What is Christmas to those without a home?
What does Christmas mean to people who are affected by homelessness? Do they notice the bright lights, do they watch people walk by – Christmas shopping in the cold evenings? Do they wonder what might happen if they had the chance to enjoy a traditional Christmas, as we do, with friends and family?
The answer to the above is yes, but it is also complicated – with many more emotions and feelings playing a part in how people affected by homelessness feel about Christmas.
Last year we asked service users what Christmas means to them. Their replies ranged from exciting to scared and lonely. This isn’t unusual – as every person at SSJ is an individual with their own feelings and thoughts. Whilst some may look forward to our traditional Christmas Meal – provided thanks to our appeal – others may have thoughts of regret relating back to missed opportunities or lost loved ones which mean they find Christmas challenging.
Senior Support Worker Lucy recently spoke to Barry, who has been in our services for a while now, and his thoughts on Christmas show that all kinds of memories can resurface at this time of the year.
Barry said; “Christmas it is horrid, if it was a colour it would be black. It’s a very emotional time. There is a photo of my mum and dad sitting on a step in black and white from 1967, near Christmas time in 2015, I went back to the step and slept on it due to a relationship breakdown, and my mum had passed away.
“People helped me over Christmas time when I was homeless, someone brought me out a Christmas dinner one year, people gave me lots of jumpers, jackets and money which I was very grateful for.”
Barry continued; “now I am temporary accommodated, Christmas is still a hard time due to bereavement and mental health however I am working on myself and have better people in my life who support me now I am kind of looking forward to Christmas. “
Barry speaks about how Christmas can feel like the colour black, but ends with the fact that there is now a support network in his life – and the Christmas Meals Appeal gives us the chance to show Barry that Christmas can be a positive time of the year – and who knows what that good feeling might do for Barry in 2022.
Even for us, those who are lucky to have a home and a family to go home to at Christmas – this time of the year can be complicated, stressful and challenging. Those feelings can be multiplied for people who have a history of homelessness – some who are facing complex health issues too – meaning Christmas can feel incredibly daunting and very lonely.
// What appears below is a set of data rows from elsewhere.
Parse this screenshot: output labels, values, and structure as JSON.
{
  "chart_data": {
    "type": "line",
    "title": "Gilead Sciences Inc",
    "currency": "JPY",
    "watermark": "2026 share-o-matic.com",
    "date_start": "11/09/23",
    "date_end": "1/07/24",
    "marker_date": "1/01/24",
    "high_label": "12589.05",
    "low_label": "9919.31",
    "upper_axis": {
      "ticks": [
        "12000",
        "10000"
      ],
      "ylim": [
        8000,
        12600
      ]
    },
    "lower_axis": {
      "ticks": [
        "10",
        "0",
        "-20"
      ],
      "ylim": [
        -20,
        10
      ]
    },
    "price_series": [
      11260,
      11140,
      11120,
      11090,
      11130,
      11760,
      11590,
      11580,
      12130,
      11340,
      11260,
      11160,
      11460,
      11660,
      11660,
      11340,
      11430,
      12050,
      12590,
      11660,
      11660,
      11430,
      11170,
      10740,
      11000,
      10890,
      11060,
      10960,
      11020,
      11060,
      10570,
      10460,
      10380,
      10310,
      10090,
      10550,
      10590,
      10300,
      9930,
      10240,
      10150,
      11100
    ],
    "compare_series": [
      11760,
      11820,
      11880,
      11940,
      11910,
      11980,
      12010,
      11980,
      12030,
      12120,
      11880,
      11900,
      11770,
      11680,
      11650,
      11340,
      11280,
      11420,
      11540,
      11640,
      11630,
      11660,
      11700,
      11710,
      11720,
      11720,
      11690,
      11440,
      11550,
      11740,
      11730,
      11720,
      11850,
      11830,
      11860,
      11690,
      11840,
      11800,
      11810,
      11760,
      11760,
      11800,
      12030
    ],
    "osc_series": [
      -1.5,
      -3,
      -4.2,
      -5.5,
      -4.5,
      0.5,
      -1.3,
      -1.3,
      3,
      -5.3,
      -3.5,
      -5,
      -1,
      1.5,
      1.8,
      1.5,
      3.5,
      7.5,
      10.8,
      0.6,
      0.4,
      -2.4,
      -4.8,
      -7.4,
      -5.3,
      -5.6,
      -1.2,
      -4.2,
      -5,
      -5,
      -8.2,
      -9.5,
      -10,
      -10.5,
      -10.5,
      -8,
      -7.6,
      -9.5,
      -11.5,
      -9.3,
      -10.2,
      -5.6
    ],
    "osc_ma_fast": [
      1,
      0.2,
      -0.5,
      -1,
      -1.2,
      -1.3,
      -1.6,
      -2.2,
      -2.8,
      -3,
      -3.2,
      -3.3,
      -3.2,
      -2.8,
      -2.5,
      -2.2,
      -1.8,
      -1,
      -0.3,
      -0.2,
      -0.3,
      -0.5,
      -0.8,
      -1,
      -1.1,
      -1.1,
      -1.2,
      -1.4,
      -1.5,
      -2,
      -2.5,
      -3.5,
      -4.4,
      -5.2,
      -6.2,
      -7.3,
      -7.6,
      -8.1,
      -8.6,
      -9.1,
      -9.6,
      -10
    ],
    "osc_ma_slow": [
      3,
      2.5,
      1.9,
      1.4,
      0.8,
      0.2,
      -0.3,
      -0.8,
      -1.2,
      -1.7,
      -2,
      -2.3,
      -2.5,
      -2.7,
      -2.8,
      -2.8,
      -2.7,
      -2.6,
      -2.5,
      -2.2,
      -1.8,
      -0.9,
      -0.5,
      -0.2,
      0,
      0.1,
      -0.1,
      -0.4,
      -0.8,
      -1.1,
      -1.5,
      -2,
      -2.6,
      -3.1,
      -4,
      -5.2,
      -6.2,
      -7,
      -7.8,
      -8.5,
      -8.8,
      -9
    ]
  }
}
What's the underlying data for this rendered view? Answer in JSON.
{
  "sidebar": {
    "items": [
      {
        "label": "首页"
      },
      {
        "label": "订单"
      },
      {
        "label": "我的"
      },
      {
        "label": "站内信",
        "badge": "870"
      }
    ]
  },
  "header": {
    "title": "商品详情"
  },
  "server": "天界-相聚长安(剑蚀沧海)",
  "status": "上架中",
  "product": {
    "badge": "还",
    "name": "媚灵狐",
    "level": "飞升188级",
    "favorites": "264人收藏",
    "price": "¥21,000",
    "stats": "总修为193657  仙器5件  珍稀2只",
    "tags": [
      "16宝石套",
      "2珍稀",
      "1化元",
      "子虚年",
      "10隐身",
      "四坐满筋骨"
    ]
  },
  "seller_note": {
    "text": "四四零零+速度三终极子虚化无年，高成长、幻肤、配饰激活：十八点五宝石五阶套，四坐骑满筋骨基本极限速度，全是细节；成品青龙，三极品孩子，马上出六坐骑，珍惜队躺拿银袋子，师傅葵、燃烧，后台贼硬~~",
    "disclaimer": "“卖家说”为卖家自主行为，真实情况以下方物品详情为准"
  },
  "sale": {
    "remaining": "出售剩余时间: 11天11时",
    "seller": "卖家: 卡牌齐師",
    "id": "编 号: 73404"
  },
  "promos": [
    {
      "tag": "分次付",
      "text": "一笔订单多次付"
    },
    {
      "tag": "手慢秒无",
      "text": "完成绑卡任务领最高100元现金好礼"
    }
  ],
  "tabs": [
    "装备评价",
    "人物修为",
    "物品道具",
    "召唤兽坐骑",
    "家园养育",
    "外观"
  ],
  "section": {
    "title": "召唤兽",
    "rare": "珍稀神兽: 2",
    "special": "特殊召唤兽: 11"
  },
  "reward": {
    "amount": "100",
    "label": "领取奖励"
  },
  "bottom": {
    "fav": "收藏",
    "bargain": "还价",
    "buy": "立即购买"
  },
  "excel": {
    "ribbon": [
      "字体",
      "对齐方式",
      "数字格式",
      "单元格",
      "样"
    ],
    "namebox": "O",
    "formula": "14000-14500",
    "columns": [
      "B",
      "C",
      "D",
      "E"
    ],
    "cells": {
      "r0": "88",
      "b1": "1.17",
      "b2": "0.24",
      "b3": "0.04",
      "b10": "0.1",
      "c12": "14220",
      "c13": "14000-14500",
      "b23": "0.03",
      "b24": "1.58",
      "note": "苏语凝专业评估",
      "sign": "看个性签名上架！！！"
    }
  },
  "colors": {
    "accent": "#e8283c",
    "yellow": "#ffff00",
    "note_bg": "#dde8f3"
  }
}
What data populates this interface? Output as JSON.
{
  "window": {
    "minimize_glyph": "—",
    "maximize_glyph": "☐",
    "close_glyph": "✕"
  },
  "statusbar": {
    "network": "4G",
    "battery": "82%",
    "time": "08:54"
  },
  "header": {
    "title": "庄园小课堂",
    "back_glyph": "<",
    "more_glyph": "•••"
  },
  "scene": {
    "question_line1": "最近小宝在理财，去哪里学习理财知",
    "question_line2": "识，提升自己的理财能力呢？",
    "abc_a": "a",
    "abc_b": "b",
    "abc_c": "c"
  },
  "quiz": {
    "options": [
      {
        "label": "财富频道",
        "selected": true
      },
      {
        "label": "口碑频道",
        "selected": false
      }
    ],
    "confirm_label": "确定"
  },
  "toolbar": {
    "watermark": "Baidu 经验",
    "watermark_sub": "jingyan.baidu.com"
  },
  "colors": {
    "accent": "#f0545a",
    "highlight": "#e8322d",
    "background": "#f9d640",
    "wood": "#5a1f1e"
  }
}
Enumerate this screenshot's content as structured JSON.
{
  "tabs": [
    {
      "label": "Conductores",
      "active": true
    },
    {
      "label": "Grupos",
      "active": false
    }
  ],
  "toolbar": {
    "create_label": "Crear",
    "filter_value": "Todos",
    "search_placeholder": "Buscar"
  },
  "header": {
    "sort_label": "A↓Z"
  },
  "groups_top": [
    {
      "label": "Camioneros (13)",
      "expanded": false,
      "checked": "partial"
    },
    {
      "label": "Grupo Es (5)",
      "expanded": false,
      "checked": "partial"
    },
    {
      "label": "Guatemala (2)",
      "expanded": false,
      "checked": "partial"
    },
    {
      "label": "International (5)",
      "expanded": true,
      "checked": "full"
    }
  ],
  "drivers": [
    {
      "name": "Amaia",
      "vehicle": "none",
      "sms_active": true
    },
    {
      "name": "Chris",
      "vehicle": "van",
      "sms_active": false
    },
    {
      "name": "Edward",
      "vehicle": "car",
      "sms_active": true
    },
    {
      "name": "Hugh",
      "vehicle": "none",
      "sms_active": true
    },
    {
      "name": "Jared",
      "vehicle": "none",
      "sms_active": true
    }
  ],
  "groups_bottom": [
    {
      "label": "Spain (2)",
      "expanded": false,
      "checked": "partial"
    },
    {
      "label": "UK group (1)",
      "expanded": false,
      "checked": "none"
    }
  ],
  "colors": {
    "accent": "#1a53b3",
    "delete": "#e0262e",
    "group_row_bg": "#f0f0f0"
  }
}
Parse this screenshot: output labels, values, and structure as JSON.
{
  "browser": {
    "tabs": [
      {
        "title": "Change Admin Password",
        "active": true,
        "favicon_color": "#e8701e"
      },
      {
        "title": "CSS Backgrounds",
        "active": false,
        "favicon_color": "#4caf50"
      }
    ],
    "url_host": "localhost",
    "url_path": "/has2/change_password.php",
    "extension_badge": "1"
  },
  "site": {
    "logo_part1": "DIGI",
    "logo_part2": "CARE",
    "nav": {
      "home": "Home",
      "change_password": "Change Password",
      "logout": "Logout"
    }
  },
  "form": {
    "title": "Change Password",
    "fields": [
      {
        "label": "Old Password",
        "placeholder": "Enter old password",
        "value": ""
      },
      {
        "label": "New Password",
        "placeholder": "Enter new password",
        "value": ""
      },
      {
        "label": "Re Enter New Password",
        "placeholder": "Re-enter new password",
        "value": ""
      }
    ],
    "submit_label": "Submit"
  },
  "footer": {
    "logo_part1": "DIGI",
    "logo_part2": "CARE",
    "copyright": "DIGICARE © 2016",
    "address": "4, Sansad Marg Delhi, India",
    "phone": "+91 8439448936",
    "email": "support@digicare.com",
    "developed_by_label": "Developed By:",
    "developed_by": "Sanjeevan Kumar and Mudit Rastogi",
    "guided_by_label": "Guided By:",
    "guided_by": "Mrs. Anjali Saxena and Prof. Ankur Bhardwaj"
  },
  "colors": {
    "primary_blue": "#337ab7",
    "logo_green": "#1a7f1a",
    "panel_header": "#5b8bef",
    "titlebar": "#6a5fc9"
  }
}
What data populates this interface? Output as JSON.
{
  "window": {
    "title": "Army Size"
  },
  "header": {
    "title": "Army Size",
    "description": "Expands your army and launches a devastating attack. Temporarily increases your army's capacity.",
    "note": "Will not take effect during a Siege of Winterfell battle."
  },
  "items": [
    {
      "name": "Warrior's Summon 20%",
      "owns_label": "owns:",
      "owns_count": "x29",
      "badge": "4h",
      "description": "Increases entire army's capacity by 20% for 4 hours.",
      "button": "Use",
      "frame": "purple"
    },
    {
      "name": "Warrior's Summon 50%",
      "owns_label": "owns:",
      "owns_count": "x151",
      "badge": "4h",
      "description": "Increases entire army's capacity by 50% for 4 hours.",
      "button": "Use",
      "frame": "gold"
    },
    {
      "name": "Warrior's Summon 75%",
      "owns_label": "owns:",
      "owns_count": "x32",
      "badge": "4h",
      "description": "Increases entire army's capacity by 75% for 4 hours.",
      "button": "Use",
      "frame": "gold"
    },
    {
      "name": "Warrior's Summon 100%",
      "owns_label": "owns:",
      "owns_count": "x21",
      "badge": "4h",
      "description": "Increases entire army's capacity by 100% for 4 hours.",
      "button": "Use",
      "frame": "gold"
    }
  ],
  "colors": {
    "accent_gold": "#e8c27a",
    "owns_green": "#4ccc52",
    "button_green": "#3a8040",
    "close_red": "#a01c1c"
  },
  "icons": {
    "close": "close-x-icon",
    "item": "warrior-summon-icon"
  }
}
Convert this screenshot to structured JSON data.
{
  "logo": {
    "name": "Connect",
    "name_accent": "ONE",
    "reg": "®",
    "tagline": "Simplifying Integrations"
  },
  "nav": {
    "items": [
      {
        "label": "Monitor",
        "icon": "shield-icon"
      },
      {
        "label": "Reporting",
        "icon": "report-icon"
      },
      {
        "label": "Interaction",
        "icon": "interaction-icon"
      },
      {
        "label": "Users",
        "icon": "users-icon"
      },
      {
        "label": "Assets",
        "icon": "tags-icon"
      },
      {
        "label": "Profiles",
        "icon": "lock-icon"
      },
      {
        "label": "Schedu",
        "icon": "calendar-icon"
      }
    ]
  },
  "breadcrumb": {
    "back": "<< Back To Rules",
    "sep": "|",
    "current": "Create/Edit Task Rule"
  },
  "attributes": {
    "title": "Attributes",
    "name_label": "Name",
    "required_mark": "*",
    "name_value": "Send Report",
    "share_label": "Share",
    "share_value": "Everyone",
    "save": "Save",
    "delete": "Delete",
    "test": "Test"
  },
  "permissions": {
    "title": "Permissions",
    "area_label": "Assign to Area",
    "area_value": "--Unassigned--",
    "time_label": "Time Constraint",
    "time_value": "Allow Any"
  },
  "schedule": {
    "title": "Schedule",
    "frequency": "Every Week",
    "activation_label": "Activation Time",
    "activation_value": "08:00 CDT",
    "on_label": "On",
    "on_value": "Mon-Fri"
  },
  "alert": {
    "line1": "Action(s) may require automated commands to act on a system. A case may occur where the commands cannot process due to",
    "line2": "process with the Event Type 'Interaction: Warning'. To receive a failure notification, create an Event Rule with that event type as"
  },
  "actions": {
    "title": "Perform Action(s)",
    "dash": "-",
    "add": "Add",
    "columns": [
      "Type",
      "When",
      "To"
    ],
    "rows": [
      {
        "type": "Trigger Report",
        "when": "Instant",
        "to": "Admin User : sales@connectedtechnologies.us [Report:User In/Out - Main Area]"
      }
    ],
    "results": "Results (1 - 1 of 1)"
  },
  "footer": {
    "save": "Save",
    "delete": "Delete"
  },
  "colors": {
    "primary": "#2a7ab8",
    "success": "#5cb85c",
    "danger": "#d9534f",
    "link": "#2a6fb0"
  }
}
Our appeal will provide a gift or a Christmas meal to people affected by homelessness, but most of all it will be provide hope.
If you want to find out more about our appeal – email Dennis.Jones@SSJ.org.uk
Thank you for your support this Christmas.